**REQUIRED WORK:** Scan the data below and copy each line where "JSON" occurs.

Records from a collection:
▼▼▼

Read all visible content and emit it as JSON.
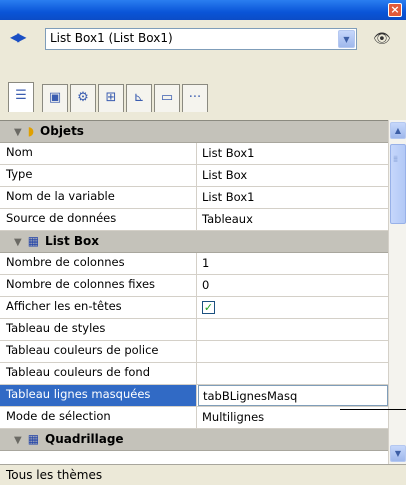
{
  "object_selector": {
    "value": "List Box1 (List Box1)"
  },
  "tabs": [
    {
      "icon": "property-list-icon"
    },
    {
      "icon": "form-object-icon"
    },
    {
      "icon": "gear-icon"
    },
    {
      "icon": "layout-icon"
    },
    {
      "icon": "chart-icon"
    },
    {
      "icon": "monitor-icon"
    },
    {
      "icon": "more-icon",
      "label": "···"
    }
  ],
  "sections": [
    {
      "title": "Objets",
      "rows": [
        {
          "key": "Nom",
          "value": "List Box1"
        },
        {
          "key": "Type",
          "value": "List Box"
        },
        {
          "key": "Nom de la variable",
          "value": "List Box1"
        },
        {
          "key": "Source de données",
          "value": "Tableaux"
        }
      ]
    },
    {
      "title": "List Box",
      "rows": [
        {
          "key": "Nombre de colonnes",
          "value": "1"
        },
        {
          "key": "Nombre de colonnes fixes",
          "value": "0"
        },
        {
          "key": "Afficher les en-têtes",
          "value": "",
          "checked": true
        },
        {
          "key": "Tableau de styles",
          "value": ""
        },
        {
          "key": "Tableau couleurs de police",
          "value": ""
        },
        {
          "key": "Tableau couleurs de fond",
          "value": ""
        },
        {
          "key": "Tableau lignes masquées",
          "value": "tabBLignesMasq",
          "selected": true
        },
        {
          "key": "Mode de sélection",
          "value": "Multilignes"
        }
      ]
    },
    {
      "title": "Quadrillage",
      "rows": []
    }
  ],
  "footer": {
    "text": "Tous les thèmes"
  },
  "colors": {
    "titlebar": "#0a55d8",
    "selection": "#316ac5",
    "section_header": "#c4c2ba"
  }
}
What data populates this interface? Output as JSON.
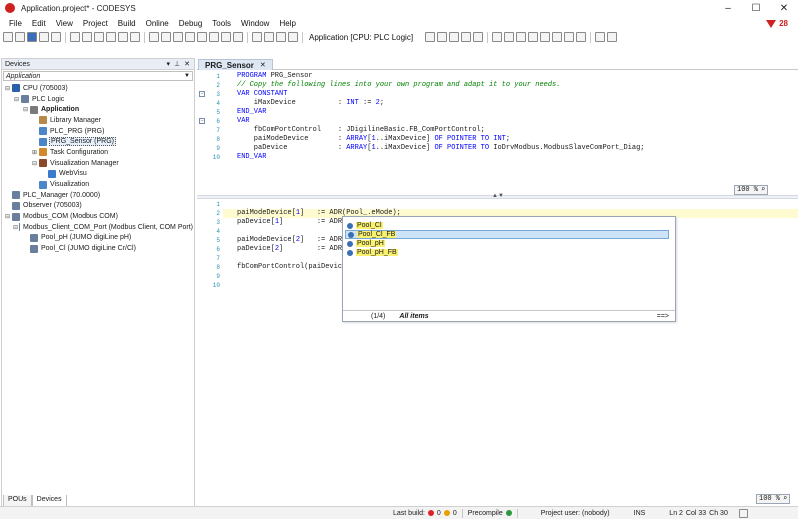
{
  "window": {
    "title": "Application.project* - CODESYS",
    "controls": {
      "minimize": "–",
      "maximize": "☐",
      "close": "✕"
    }
  },
  "menu": {
    "items": [
      "File",
      "Edit",
      "View",
      "Project",
      "Build",
      "Online",
      "Debug",
      "Tools",
      "Window",
      "Help"
    ],
    "message_count": "28",
    "accent_color": "#d02020"
  },
  "toolbar": {
    "active_app_label": "Application [CPU: PLC Logic]"
  },
  "devices": {
    "title": "Devices",
    "header_icons": [
      "▾",
      "📌",
      "✕"
    ],
    "combo_value": "Application",
    "tree": [
      {
        "level": 0,
        "toggle": "⊟",
        "label": "CPU (705003)",
        "icon": "cpu-icon",
        "color": "#2a5faa"
      },
      {
        "level": 1,
        "toggle": "⊟",
        "label": "PLC Logic",
        "icon": "plc-logic-icon",
        "color": "#6a7f9c"
      },
      {
        "level": 2,
        "toggle": "⊟",
        "label": "Application",
        "icon": "application-icon",
        "color": "#7a7a7a",
        "bold": true
      },
      {
        "level": 3,
        "toggle": "",
        "label": "Library Manager",
        "icon": "library-icon",
        "color": "#b5894a"
      },
      {
        "level": 3,
        "toggle": "",
        "label": "PLC_PRG (PRG)",
        "icon": "pou-icon",
        "color": "#4a86c8"
      },
      {
        "level": 3,
        "toggle": "",
        "label": "PRG_Sensor (PRG)",
        "icon": "pou-icon",
        "color": "#4a86c8",
        "selected": true
      },
      {
        "level": 3,
        "toggle": "⊞",
        "label": "Task Configuration",
        "icon": "task-icon",
        "color": "#d08a2a"
      },
      {
        "level": 3,
        "toggle": "⊟",
        "label": "Visualization Manager",
        "icon": "visu-manager-icon",
        "color": "#8a4a2a"
      },
      {
        "level": 4,
        "toggle": "",
        "label": "WebVisu",
        "icon": "webvisu-icon",
        "color": "#3a7acc"
      },
      {
        "level": 3,
        "toggle": "",
        "label": "Visualization",
        "icon": "visualization-icon",
        "color": "#4a86c8"
      },
      {
        "level": 0,
        "toggle": "",
        "label": "PLC_Manager (70.0000)",
        "icon": "device-icon",
        "color": "#6a7f9c"
      },
      {
        "level": 0,
        "toggle": "",
        "label": "Observer (705003)",
        "icon": "device-icon",
        "color": "#6a7f9c"
      },
      {
        "level": 0,
        "toggle": "⊟",
        "label": "Modbus_COM (Modbus COM)",
        "icon": "modbus-icon",
        "color": "#6a7f9c"
      },
      {
        "level": 1,
        "toggle": "⊟",
        "label": "Modbus_Client_COM_Port (Modbus Client, COM Port)",
        "icon": "modbus-client-icon",
        "color": "#6a7f9c"
      },
      {
        "level": 2,
        "toggle": "",
        "label": "Pool_pH (JUMO digiLine pH)",
        "icon": "sensor-icon",
        "color": "#6a7f9c"
      },
      {
        "level": 2,
        "toggle": "",
        "label": "Pool_Cl (JUMO digiLine Cr/Cl)",
        "icon": "sensor-icon",
        "color": "#6a7f9c"
      }
    ],
    "tabs": [
      "POUs",
      "Devices"
    ]
  },
  "editor": {
    "tab_label": "PRG_Sensor",
    "tab_close": "✕",
    "decl_zoom": "100 %",
    "impl_zoom": "100 %",
    "divider_grip": "▲▼",
    "declaration": [
      {
        "n": "1",
        "parts": [
          [
            "kw",
            "PROGRAM "
          ],
          [
            "",
            "PRG_Sensor"
          ]
        ]
      },
      {
        "n": "2",
        "parts": [
          [
            "cm",
            "// Copy the following lines into your own program and adapt it to your needs."
          ]
        ]
      },
      {
        "n": "3",
        "parts": [
          [
            "kw",
            "VAR CONSTANT"
          ]
        ],
        "fold": "⊟"
      },
      {
        "n": "4",
        "parts": [
          [
            "",
            "    iMaxDevice          : "
          ],
          [
            "kw",
            "INT"
          ],
          [
            "",
            " := "
          ],
          [
            "num",
            "2"
          ],
          [
            "",
            ";"
          ]
        ]
      },
      {
        "n": "5",
        "parts": [
          [
            "kw",
            "END_VAR"
          ]
        ]
      },
      {
        "n": "6",
        "parts": [
          [
            "kw",
            "VAR"
          ]
        ],
        "fold": "⊟"
      },
      {
        "n": "7",
        "parts": [
          [
            "",
            "    fbComPortControl    : JDigilineBasic.FB_ComPortControl;"
          ]
        ]
      },
      {
        "n": "8",
        "parts": [
          [
            "",
            "    paiModeDevice       : "
          ],
          [
            "kw",
            "ARRAY"
          ],
          [
            "",
            "["
          ],
          [
            "num",
            "1"
          ],
          [
            "",
            "..iMaxDevice] "
          ],
          [
            "kw",
            "OF POINTER TO INT"
          ],
          [
            "",
            ";"
          ]
        ]
      },
      {
        "n": "9",
        "parts": [
          [
            "",
            "    paDevice            : "
          ],
          [
            "kw",
            "ARRAY"
          ],
          [
            "",
            "["
          ],
          [
            "num",
            "1"
          ],
          [
            "",
            "..iMaxDevice] "
          ],
          [
            "kw",
            "OF POINTER TO"
          ],
          [
            "",
            " IoDrvModbus.ModbusSlaveComPort_Diag;"
          ]
        ]
      },
      {
        "n": "10",
        "parts": [
          [
            "kw",
            "END_VAR"
          ]
        ]
      }
    ],
    "implementation": [
      {
        "n": "1",
        "parts": [
          [
            "",
            ""
          ]
        ]
      },
      {
        "n": "2",
        "parts": [
          [
            "",
            "paiModeDevice["
          ],
          [
            "num",
            "1"
          ],
          [
            "",
            "]   := ADR(Pool_.eMode);"
          ]
        ],
        "highlight": true
      },
      {
        "n": "3",
        "parts": [
          [
            "",
            "paDevice["
          ],
          [
            "num",
            "1"
          ],
          [
            "",
            "]        := ADR("
          ]
        ]
      },
      {
        "n": "4",
        "parts": [
          [
            "",
            ""
          ]
        ]
      },
      {
        "n": "5",
        "parts": [
          [
            "",
            "paiModeDevice["
          ],
          [
            "num",
            "2"
          ],
          [
            "",
            "]   := ADR("
          ]
        ]
      },
      {
        "n": "6",
        "parts": [
          [
            "",
            "paDevice["
          ],
          [
            "num",
            "2"
          ],
          [
            "",
            "]        := ADR("
          ]
        ]
      },
      {
        "n": "7",
        "parts": [
          [
            "",
            ""
          ]
        ]
      },
      {
        "n": "8",
        "parts": [
          [
            "",
            "fbComPortControl(paiDeviceM"
          ]
        ]
      },
      {
        "n": "9",
        "parts": [
          [
            "",
            ""
          ]
        ]
      },
      {
        "n": "10",
        "parts": [
          [
            "",
            ""
          ]
        ]
      }
    ]
  },
  "autocomplete": {
    "items": [
      {
        "label": "Pool_Cl",
        "selected": false
      },
      {
        "label": "Pool_Cl_FB",
        "selected": true
      },
      {
        "label": "Pool_pH",
        "selected": false
      },
      {
        "label": "Pool_pH_FB",
        "selected": false
      }
    ],
    "count": "(1/4)",
    "filter": "All items",
    "more": "==>"
  },
  "statusbar": {
    "last_build_label": "Last build:",
    "errors": "0",
    "warnings": "0",
    "precompile": "Precompile",
    "project_user": "Project user: (nobody)",
    "mode": "INS",
    "ln": "Ln 2",
    "col": "Col 33",
    "ch": "Ch 30"
  }
}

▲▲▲

**WRITTEN REPLY:**
Read all visible content and emit it as JSON.
What data populates this interface? Output as JSON.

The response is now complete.